Everyone couldn’t get enough of “Stereo Love,” and its certifications prove it! The song went Platinum various places worldwide: eight times in Norway, twice over in three countries (Canada, Italy and Spain) and once over in the US.
2. “It Feels So Good” By Sonique (2000) — Peaked At #8
We’re almost there, folks! My choice for the second-greatest eurodance tune from the past decade is none other than Sonique‘s “It Feels So Good.” This song is another example as to why 2000 was an awesome year for international music. Here’s the thing: it actually debuted in 1998 (another rule-breaker, sorry not sorry). But two years later, “It Feels So Good” was re-released to even wider international success than the first time around — which is why it charted on Billboard Hot 100 in the new millennium.
The song is a stunning blend of house, dance and a touch of hip-hop that is combined with the British singer’s bold vocals. Sonique continues to perform and make music in England, but none of her singles went on to achieve similar success as her breakthrough hit. I mean, the title says it all — listening to the song just makes you feel so damn good!
1. “Mr. Saxobeat” By Alexandra Stan (2010) — Peaked At #21
Topping off this list is the song that everyone both in America and Europe simply could not get out of their heads! “Mr. Saxobeat” debuted back in 2010, yet its catchiness doesn’t come off as cheesy when re-listening to it four years later. We have Romania to thank again for this upbeat hit, which is where singer Alexandra Stan is from.
“Mr. Saxobeat” was the second single off Stan’s debut LP, Saxobeats, and obviously became the most successful. The artist incorporated horn instrumentation way before tunes like “Problem” and “Talk Dirty” even existed — how’s that for a musical trendsetter? Alexandra Stan is still putting out music (it’s mainly stationed in Japan), but “Mr. Saxobeat” will most likely remain her one-hit wonder. Yet we definitely don’t think that is a bad thing, don’t you agree?

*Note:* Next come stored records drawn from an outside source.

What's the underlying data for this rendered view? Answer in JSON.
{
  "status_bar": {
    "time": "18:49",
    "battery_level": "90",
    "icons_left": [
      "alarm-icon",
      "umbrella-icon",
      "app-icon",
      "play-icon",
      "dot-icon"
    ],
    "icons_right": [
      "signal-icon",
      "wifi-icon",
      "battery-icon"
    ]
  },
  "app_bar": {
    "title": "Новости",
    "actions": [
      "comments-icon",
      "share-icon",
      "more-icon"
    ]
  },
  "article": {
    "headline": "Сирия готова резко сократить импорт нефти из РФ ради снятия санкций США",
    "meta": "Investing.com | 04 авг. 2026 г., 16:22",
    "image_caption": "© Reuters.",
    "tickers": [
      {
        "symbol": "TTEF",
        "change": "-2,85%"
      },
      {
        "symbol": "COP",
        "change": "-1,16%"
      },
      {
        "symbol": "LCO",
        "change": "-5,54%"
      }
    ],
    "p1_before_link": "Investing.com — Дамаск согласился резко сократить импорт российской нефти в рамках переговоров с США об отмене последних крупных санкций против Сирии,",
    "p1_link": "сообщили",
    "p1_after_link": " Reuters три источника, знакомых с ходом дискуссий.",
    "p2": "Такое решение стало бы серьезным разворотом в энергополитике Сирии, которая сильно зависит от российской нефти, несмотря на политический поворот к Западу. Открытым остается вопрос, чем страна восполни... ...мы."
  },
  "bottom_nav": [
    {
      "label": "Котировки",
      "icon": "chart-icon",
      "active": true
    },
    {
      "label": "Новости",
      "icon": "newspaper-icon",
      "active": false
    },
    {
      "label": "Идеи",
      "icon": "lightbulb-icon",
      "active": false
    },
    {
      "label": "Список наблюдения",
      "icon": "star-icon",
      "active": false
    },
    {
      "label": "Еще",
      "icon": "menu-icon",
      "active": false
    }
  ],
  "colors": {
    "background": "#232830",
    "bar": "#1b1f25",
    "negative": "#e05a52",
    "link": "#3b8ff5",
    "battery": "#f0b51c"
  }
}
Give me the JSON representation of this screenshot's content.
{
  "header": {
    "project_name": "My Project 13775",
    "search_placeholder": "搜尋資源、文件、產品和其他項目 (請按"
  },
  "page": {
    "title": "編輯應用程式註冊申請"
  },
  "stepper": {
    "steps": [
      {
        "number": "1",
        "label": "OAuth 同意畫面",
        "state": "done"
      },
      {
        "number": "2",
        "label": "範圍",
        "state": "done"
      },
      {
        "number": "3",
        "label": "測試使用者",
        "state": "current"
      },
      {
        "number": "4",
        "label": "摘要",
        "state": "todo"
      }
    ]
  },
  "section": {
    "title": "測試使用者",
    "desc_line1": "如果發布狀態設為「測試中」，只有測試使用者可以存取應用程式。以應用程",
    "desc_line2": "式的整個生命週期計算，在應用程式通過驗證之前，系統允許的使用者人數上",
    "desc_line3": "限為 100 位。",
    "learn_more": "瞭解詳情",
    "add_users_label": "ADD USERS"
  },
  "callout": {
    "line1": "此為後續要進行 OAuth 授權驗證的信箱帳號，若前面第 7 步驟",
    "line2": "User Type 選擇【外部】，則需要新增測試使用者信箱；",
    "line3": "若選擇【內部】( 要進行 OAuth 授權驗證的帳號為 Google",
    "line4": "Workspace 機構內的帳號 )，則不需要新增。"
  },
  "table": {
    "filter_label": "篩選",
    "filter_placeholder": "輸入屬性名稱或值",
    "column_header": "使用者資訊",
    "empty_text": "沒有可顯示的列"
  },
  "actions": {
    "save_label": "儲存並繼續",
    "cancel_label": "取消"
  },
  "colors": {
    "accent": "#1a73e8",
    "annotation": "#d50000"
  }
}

What were your favorite one-hit wonders from the past 14 years? Let us know in the comments below!